Should a line in the entries below contain "语音内容安全时长", return that line.

Provided records:
:::

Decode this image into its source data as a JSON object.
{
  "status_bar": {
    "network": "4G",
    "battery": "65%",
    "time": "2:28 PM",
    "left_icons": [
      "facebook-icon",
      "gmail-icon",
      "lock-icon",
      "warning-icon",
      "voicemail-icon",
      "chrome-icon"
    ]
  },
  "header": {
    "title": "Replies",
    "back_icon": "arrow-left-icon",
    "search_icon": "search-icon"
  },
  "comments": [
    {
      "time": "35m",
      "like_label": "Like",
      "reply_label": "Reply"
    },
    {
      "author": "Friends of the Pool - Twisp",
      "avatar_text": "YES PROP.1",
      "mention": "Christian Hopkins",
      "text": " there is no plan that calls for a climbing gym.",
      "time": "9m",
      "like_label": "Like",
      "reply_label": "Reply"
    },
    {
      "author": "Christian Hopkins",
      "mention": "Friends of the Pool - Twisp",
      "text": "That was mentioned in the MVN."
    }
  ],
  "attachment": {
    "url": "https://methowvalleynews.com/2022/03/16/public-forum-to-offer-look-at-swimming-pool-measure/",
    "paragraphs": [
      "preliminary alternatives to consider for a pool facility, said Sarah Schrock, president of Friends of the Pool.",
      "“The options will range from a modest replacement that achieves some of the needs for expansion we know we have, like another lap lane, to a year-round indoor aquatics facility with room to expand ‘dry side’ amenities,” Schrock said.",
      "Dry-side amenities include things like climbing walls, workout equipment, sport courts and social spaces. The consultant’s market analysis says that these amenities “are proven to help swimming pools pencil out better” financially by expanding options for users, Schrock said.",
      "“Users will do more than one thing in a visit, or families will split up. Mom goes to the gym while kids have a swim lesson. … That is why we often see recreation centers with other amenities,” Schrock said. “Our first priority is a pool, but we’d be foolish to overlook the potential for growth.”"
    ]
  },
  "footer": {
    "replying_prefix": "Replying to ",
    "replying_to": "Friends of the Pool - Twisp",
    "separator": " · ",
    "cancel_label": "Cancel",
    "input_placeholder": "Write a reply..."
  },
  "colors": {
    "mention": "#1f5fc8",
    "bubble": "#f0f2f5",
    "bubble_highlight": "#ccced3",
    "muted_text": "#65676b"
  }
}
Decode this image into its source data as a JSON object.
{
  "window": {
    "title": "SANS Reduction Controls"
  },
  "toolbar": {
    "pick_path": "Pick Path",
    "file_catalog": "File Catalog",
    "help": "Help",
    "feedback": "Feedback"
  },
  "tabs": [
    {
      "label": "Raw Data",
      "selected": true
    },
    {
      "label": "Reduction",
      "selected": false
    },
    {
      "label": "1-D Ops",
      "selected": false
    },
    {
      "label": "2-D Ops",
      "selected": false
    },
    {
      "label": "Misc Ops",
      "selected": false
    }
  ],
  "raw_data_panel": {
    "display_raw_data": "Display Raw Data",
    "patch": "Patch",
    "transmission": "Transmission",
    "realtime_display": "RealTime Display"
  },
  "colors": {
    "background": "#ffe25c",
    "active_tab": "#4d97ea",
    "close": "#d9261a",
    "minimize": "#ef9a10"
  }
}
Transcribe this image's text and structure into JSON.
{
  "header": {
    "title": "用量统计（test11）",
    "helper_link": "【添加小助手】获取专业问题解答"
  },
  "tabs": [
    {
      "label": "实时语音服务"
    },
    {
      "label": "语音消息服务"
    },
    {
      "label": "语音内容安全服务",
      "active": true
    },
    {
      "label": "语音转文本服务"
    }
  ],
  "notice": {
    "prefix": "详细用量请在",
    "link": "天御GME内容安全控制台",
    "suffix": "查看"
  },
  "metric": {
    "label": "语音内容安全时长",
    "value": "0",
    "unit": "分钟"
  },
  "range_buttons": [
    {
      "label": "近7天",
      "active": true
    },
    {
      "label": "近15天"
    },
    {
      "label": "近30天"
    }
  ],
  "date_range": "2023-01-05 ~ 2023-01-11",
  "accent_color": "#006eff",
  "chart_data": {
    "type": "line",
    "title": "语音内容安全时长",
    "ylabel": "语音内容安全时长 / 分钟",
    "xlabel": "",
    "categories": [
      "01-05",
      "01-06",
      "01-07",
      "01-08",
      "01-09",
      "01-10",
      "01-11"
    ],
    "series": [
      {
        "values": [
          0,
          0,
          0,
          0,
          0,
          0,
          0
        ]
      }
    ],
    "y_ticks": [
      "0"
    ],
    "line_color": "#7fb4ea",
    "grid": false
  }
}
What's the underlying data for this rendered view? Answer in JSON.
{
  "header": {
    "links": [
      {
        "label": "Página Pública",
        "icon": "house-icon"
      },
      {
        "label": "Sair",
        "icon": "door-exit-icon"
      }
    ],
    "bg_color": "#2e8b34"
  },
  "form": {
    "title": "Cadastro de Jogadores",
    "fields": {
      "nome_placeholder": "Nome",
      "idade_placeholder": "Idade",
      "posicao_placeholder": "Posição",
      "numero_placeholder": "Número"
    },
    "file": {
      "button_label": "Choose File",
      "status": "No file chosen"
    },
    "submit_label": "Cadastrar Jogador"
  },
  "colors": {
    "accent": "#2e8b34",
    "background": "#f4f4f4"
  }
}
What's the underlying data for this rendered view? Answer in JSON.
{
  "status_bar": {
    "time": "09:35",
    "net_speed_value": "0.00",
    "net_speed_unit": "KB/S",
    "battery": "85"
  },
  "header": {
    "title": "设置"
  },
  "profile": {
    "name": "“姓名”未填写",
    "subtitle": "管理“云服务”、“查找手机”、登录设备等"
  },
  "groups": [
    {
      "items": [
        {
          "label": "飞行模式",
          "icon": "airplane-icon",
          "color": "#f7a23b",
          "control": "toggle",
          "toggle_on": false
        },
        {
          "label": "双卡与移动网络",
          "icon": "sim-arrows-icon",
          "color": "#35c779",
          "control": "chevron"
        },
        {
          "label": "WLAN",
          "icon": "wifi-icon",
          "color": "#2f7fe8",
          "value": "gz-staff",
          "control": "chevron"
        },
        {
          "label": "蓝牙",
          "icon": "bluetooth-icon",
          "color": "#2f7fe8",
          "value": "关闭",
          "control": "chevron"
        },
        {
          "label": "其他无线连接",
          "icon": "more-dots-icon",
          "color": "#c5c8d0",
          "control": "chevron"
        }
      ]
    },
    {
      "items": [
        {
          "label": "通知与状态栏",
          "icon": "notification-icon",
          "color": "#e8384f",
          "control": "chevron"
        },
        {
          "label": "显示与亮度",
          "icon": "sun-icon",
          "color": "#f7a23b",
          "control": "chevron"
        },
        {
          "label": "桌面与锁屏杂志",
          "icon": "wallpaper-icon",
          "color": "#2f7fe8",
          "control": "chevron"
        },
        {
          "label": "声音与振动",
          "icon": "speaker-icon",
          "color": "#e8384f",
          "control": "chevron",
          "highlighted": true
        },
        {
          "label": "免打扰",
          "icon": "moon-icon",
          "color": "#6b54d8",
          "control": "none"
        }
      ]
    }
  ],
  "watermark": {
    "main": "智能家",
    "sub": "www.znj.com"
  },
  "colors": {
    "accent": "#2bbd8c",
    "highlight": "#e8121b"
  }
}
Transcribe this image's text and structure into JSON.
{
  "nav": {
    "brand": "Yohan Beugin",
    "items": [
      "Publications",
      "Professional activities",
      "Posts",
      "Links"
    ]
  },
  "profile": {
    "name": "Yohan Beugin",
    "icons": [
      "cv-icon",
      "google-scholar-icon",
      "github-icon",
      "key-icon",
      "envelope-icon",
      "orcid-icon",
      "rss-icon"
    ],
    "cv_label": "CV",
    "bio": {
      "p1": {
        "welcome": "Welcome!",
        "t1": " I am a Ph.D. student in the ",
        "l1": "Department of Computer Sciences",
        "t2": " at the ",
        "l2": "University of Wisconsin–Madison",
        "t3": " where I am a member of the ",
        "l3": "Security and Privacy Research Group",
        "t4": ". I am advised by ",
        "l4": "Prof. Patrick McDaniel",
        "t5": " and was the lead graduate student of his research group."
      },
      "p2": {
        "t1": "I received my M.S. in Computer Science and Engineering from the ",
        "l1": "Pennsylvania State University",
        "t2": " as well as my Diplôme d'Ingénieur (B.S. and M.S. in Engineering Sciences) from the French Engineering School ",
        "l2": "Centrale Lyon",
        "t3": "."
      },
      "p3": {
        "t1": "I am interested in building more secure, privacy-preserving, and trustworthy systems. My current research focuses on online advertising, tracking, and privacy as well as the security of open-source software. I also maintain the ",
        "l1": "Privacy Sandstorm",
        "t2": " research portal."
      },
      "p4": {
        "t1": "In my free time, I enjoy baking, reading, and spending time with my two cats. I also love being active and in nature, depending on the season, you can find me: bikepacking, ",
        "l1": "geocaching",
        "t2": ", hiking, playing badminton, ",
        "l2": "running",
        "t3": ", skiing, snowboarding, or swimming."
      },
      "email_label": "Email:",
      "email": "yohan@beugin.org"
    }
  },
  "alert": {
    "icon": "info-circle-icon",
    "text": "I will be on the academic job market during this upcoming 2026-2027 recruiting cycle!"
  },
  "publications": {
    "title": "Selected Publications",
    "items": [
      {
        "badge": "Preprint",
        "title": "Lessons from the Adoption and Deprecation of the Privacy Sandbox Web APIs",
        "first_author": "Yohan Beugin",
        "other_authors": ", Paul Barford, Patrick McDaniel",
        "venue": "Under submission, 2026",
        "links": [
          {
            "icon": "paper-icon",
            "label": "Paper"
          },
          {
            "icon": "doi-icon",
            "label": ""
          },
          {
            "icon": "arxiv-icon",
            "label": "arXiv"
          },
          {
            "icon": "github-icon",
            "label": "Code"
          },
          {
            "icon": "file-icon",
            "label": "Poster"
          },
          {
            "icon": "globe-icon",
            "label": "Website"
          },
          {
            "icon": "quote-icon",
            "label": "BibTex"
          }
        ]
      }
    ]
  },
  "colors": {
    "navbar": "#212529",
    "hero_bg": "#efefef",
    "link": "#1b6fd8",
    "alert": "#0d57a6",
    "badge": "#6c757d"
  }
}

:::

Output below:
    "label": "语音内容安全时长",
    "title": "语音内容安全时长",
    "ylabel": "语音内容安全时长 / 分钟",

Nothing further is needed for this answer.